This was a fantastic book about the importance of failure to growing up. The premise is one that has become popular in Silicon Valley lore — to fail quickly, learn a lot, and then do something else great. Only rather than finding technological or financial success, failures for children help them discover resilience, lessons, novel approaches, and independence. It’s a great book for any parent concerned about today’s tendency for helicopter parenting.

The author happened to teach a friend of ours, so it retained a little extra poignancy based on that. Even without it, the author does a great job of talking through both the difficulties of and importance of allowing our children to fail. There are dozens of examples of how failure provides a learning experience, and each one helped strengthen my resolve to embrace my children’s failures as well as find growth opportunities within each one. I’m disappointed to say that I listened to much of this audiobook while being away from my kids, due to work and travel, but the inspiration feels like enough to stay in the back of my mind.
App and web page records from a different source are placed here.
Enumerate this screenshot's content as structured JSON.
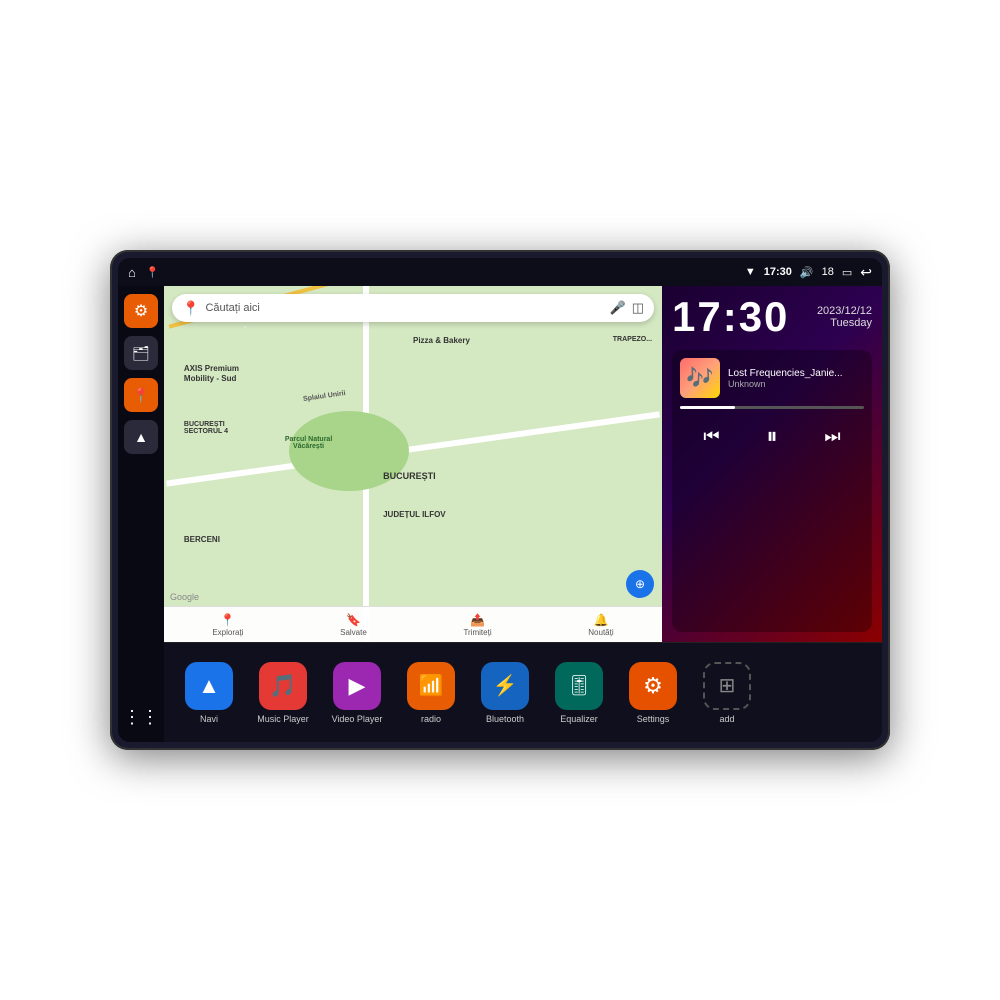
{
  "device": {
    "status_bar": {
      "wifi_icon": "▾",
      "time": "17:30",
      "volume_icon": "🔊",
      "battery_level": "18",
      "battery_icon": "🔋",
      "back_icon": "↩"
    },
    "home_icon": "⌂",
    "map_nav_icon": "📍"
  },
  "sidebar": {
    "settings_icon": "⚙",
    "files_icon": "🗂",
    "maps_icon": "📍",
    "navi_icon": "▶",
    "grid_icon": "⋮⋮"
  },
  "map": {
    "search_placeholder": "Căutați aici",
    "labels": [
      "AXIS Premium Mobility - Sud",
      "Pizza & Bakery",
      "Parcul Natural Văcărești",
      "BUCUREȘTI",
      "JUDEȚUL ILFOV",
      "BUCUREȘTI SECTORUL 4",
      "BERCENI"
    ],
    "nav_items": [
      {
        "icon": "📍",
        "label": "Explorați"
      },
      {
        "icon": "🔖",
        "label": "Salvate"
      },
      {
        "icon": "📤",
        "label": "Trimiteți"
      },
      {
        "icon": "🔔",
        "label": "Noutăți"
      }
    ]
  },
  "clock": {
    "time": "17:30",
    "date": "2023/12/12",
    "day": "Tuesday"
  },
  "music": {
    "track_name": "Lost Frequencies_Janie...",
    "artist": "Unknown",
    "progress_percent": 30
  },
  "apps": [
    {
      "id": "navi",
      "label": "Navi",
      "icon": "▲",
      "color": "blue"
    },
    {
      "id": "music",
      "label": "Music Player",
      "icon": "🎵",
      "color": "red"
    },
    {
      "id": "video",
      "label": "Video Player",
      "icon": "▶",
      "color": "purple"
    },
    {
      "id": "radio",
      "label": "radio",
      "icon": "📻",
      "color": "orange-radio"
    },
    {
      "id": "bluetooth",
      "label": "Bluetooth",
      "icon": "⚡",
      "color": "blue-bt"
    },
    {
      "id": "equalizer",
      "label": "Equalizer",
      "icon": "🎚",
      "color": "teal"
    },
    {
      "id": "settings",
      "label": "Settings",
      "icon": "⚙",
      "color": "orange-set"
    },
    {
      "id": "add",
      "label": "add",
      "icon": "+",
      "color": "add-box"
    }
  ]
}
Growing up, and well into my adulthood, I would regularly be with my father when something went awry. Many times, though not all, he would observe it and say it was a ‘teachable moment.’ I came to think of them as specific “things” that happened, occurrences, and that my dad was great at noticing them. Having become a parent, and now reading books like this, I realize that he had this idea down before it was popular — allow for mistakes, and make sure learning takes place to fix it the next time. Another primary theme is to keep a cool approach throughout all of parenting’s ups and downs, which is incredibly difficult when so many other things are swirling around in my head. However, to be the parent that I genuinely want to be, I need to focus better when with my kids and to maintain a level of composure that allows me to recognize mistakes and help correct them, rather than just reacting emotionally to them.

The latter part of the book was focused on the importance of failure during middle school, high school, and college years, which all sounded very worthwhile but isn’t applicable to me for another few years. The foundation she talked about early on, though, was outstanding and will make me a better parent. A fun parallel is that this lesson is applicable in the workplace too — if my direct report makes a mistake, rather than simply fixing it and passing it along, I should make the observation and help him grow. It’s important to note that allowing failure is not simply throwing a person out and letting them fend for themselves; it takes practice, support, giving independence, and helping set up structures so that they are primed and prepared to be independent.

There was a really powerful story the author told about when she was first starting this “allow my kids to fail” experience. After maybe six months, she had agreed with her son in middle school that he would be responsible for packing his backpack each day for school, and that she wouldn’t nag. It worked for a long while, but one day he forgot an important piece of homework he had worked hard on the night before. It sat on the table as he climbed on the bus, and she felt conflicted. She had a visit with a teacher or principal at his school planned for the day, and it would have been really easy to bring it along. However, she held out. When he got home, she asked about his day, and motioned towards the homework lying on the table. He acknowledged it readily, and said that he had worked it out with the teacher that he would bring it in the next day. She asked if there were any repercussions, and he said he had to stay in from recess and do some extra work; he presented it matter-of-factly, and she let it go. He had handled it like a mature person, and she had allowed him to work through the consequences on his own.

Ultimately, this feels like a book I should read every couple years, to retain the lessons and help me steel against the desire to shower love on my kids by doing things for them. They need to grow, they need to become independent, and that is my ultimate role as a father. I’m happy to have these thoughts at the forefront of my mind, and expect to be a better father because of it. I may fail in that quest, but I’ll learn the lessons and keep getting better.